I mean, it would be remiss of me to bring this up in the intro and never address it afterward. What better way to enjoy a winter backpacking New Zealand trip than seeing some of the filming locations for The Lord of the Rings movies at their finest? As an example, you can explore the wonders of Middle Earth by heading off to the Green Dragon Inn. You can also visit some other famous areas as well. Consider booking a tour to find out how best to plan your New Zealand itinerary.
Skiing and Snowboarding
Don’t worry. They also have classic places for winter sports should you want to get the most out of the winter season. In particular, Queenstown is one of the major cities to visit if you want to check out the slopes. Skiing and snowboarding are one of the most popular activities during the winter season, but there are plenty of other activities that take place year-round and they can be just as exciting to try out. Because Queenstown is the central hub for so many adventure activities, it’s known as the adventure capital of the world.
However, there is plenty of skiing and snowboarding that you can do on the North Island. You just have to wait until a bit later in the season.
Wellington, the actual capital of New Zealand, is located on the southernmost part of the North Island, situated by the Cook Strait. New Zealand’s capital isn’t known for being a particular landmark of activity like Queenstown, but it’s known for having a lot of cultural-based activities so if that is more up your alley, then add it to your New Zealand itinerary.

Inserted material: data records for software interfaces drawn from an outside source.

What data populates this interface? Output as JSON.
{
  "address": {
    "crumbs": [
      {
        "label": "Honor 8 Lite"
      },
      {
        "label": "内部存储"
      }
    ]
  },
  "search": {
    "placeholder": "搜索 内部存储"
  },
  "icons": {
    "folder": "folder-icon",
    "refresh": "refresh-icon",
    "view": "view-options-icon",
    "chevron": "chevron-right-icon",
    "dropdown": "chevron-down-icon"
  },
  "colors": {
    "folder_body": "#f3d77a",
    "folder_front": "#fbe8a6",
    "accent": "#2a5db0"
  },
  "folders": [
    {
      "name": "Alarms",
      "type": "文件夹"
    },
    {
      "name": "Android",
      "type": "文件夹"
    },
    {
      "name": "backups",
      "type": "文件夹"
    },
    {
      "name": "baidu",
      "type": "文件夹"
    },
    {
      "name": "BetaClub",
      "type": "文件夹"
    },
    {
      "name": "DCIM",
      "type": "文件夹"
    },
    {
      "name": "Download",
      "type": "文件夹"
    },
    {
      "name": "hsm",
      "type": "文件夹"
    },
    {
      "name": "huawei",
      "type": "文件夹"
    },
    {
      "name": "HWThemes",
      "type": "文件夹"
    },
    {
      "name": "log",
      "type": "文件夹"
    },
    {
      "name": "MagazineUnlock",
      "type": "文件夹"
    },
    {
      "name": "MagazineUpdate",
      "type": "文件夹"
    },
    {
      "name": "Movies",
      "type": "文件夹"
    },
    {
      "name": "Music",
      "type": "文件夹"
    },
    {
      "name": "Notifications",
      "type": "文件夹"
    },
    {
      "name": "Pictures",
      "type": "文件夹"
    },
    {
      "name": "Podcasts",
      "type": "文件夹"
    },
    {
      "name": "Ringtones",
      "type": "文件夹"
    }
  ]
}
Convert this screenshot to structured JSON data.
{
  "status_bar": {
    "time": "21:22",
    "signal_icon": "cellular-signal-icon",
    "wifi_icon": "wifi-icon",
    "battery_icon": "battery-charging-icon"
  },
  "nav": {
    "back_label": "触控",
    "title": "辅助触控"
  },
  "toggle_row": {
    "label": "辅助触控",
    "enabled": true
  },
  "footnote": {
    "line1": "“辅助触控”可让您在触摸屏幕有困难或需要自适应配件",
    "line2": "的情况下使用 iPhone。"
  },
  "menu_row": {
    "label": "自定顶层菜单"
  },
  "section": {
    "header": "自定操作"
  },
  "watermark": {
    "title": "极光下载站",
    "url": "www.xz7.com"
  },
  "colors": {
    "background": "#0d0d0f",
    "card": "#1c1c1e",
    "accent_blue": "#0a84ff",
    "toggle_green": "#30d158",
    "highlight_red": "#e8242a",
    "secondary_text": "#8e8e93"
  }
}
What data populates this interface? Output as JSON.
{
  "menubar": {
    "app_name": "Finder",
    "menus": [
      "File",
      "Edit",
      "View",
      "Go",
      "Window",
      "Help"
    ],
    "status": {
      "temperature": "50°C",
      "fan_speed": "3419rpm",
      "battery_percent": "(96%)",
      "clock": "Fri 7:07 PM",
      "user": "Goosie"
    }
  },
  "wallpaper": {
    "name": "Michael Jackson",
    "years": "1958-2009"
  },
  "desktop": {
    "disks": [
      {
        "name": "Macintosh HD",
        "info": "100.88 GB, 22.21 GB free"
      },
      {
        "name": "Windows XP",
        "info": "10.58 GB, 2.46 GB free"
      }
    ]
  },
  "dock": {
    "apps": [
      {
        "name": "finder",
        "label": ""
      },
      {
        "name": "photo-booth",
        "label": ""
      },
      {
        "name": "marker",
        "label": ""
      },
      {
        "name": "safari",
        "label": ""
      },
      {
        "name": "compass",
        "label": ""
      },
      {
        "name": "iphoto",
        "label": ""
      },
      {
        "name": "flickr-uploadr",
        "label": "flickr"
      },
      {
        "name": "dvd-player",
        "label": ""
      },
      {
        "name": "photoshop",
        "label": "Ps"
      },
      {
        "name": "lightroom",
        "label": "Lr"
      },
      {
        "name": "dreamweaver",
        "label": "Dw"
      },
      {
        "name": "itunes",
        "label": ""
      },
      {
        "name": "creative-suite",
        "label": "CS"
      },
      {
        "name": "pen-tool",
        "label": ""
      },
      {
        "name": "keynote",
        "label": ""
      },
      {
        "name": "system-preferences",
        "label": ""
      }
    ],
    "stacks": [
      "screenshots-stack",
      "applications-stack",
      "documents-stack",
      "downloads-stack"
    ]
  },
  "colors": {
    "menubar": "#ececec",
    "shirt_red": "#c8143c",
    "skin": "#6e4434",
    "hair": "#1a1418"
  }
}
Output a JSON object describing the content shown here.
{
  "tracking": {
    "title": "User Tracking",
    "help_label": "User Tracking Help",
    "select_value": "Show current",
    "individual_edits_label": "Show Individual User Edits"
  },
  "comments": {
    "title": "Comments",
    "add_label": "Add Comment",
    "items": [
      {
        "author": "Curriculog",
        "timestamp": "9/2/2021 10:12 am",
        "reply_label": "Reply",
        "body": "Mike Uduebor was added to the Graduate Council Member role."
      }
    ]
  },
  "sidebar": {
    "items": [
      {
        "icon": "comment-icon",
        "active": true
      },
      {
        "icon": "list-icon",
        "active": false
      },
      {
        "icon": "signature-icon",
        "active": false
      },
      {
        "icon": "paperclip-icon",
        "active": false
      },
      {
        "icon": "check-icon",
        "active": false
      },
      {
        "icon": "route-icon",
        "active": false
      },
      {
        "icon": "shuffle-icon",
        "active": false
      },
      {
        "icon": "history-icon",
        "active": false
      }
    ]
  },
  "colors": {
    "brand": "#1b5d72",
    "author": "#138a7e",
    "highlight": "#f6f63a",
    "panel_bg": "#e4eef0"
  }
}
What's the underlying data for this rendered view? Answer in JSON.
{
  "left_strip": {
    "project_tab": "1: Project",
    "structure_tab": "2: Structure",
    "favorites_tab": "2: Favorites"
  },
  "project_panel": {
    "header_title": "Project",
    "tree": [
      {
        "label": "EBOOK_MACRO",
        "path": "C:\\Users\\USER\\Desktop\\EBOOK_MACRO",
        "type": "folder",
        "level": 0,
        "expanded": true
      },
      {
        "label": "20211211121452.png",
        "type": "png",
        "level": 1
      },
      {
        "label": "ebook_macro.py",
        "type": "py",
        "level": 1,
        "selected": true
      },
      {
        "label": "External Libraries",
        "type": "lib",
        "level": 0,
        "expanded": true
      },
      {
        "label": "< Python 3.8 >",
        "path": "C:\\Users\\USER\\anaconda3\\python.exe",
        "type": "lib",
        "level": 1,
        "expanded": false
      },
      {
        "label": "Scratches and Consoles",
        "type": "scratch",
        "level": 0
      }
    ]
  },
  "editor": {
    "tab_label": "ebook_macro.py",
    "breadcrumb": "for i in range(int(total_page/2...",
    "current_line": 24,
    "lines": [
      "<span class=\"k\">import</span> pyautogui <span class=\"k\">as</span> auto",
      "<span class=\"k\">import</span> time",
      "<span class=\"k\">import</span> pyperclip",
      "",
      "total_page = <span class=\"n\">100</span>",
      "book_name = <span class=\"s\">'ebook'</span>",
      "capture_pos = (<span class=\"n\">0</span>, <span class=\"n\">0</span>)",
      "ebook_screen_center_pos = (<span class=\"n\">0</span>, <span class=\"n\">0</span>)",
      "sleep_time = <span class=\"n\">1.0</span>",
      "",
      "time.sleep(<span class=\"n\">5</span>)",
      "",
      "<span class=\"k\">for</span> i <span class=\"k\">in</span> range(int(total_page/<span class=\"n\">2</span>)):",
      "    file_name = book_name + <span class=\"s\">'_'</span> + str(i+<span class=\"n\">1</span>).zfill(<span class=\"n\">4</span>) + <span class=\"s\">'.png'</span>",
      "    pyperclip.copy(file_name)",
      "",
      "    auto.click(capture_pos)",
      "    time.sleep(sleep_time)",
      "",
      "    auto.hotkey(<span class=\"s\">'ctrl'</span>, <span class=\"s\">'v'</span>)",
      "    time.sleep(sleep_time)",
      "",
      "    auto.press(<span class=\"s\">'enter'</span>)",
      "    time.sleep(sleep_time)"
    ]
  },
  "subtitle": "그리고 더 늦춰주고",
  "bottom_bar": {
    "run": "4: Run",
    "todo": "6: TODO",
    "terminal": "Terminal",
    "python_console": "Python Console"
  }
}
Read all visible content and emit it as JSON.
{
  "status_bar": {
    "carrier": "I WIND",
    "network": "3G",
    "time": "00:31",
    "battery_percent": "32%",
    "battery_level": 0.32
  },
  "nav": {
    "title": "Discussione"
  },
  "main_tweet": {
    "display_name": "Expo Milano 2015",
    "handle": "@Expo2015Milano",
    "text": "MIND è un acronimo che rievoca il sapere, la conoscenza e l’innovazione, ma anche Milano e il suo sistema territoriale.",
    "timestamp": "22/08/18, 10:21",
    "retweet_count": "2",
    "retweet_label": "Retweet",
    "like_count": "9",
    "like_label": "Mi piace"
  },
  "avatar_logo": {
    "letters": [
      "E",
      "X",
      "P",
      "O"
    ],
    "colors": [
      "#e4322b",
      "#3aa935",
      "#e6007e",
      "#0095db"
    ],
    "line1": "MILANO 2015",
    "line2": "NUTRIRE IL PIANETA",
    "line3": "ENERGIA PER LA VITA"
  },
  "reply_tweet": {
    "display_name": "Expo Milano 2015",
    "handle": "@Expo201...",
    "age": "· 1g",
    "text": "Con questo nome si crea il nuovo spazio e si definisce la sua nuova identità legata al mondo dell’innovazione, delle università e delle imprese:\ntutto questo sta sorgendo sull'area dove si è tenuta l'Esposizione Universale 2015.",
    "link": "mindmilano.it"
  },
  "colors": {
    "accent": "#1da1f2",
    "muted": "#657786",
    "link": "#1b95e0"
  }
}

Thank you for joining me on Backpacking New Zealand Part One. As you can see, New Zealand is a great place to visit. However, all of the fantastic things to do that I have listed are actually not in season. That’s right, the New Zealand itinerary I have given you will not be as useful at this time of year in the Northern Hemisphere. December is actually the peak season for New Zealand since it is the height of summer for them. That means the most popular time of year to go is right now.
Don’t worry that you may have read this all for nothing. I would not be so cruel as to leave you with a faulty New Zealand itinerary. That’s why I have created part two. After all, New Zealand is the kind of country you can’t cover in just one article.
In the next part, I’ll cover some of the big activities you can do during your New Zealand trip during the summer as well as cover some things I left out for next time such as New Zealand’s Great Walks or the wonders of Milford Sound. Check out part two to find out what you can be doing right now.
Check out backpacking New Zealand pt 2 – Summer addition.